There are a variety of treatment options for individuals suffering from seasonal affective disorder, including light therapy (phototherapy) which involves sitting proximal to a special kind of light for about half an hour a day. The intense artificial light causes a chemical change in the brain that improves mood and helps relieve SAD symptoms. Although it has a 60% – 80% success rate with SAD patients, there are also certain side effects associated with this technique, including eye strain, headaches, nausea, and agitation.
Other treatments for SAD include pharmacotherapy (medications); psychoeducation (or self-help); psychotherapy/counselling; and brain intervention therapies, such as electroconvulsive therapy (ECT), repetitive transcranial magnetic stimulation (rTMS) and magnetic seizure therapy (MST). These treatments may be used individually or in combination for the best results.
In order to try to ease some of these symptoms for my fellow sufferers, here are some tips: try spending time outside and making it a habit. For example, make it a goal to take the dog for an hour walk every day when the sun is up. Move your furniture and keep the curtains open so that you maximize the amount of light that enters your house. Add light sources to your living areas such as lamps, skylights and mirrors, so that even if you can’t be proximal to a window you can be proximal to other light. Self-awareness can alleviate some of the feelings of distress during these seasons. Be aware of your moods and energy level and attempt to maintain perspective – an easy way to keep track is to keep a mood journal or download an app with the same functions.

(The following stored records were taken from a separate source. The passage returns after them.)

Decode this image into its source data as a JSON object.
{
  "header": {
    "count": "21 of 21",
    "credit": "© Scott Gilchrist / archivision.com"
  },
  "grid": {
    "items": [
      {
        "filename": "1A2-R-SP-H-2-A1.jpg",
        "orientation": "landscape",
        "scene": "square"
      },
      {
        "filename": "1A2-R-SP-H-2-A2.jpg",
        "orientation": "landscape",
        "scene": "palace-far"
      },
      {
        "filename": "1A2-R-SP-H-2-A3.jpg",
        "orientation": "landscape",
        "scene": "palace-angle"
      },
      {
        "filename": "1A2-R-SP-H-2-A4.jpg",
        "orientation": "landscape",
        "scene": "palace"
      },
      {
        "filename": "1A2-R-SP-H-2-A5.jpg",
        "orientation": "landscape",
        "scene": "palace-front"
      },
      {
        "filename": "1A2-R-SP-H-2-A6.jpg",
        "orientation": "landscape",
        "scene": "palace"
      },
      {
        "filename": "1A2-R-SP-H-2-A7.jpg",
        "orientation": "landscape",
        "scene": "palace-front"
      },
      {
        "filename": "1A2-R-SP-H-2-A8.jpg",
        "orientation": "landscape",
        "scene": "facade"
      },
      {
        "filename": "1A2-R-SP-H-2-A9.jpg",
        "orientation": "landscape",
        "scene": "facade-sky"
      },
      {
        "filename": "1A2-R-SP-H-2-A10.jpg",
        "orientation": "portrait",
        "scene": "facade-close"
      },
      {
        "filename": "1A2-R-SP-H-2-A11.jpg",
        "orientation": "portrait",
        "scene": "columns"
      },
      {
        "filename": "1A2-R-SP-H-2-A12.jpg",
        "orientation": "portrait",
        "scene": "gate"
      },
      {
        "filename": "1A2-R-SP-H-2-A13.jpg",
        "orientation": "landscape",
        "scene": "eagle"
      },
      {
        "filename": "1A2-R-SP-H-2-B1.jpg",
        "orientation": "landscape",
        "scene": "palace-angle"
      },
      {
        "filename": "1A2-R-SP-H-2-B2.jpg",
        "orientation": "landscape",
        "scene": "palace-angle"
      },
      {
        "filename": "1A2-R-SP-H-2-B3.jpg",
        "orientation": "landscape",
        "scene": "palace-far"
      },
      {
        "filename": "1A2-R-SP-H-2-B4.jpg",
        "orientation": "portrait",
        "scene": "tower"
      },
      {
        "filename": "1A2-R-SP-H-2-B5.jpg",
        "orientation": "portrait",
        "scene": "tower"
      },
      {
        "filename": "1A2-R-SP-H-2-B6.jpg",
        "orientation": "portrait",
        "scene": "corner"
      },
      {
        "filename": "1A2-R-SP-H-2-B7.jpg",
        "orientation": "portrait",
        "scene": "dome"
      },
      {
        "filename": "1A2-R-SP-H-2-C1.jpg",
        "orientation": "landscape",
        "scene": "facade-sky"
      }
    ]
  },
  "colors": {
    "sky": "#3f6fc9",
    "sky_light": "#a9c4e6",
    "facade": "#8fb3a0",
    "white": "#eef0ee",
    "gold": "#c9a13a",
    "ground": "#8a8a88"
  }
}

If you are experiencing feelings that are greater than mild depression, do not be afraid to ask for help. Talk to your friends, your family, and your doctor. Using your support network can help decrease your feelings of isolation or depression – you are not alone.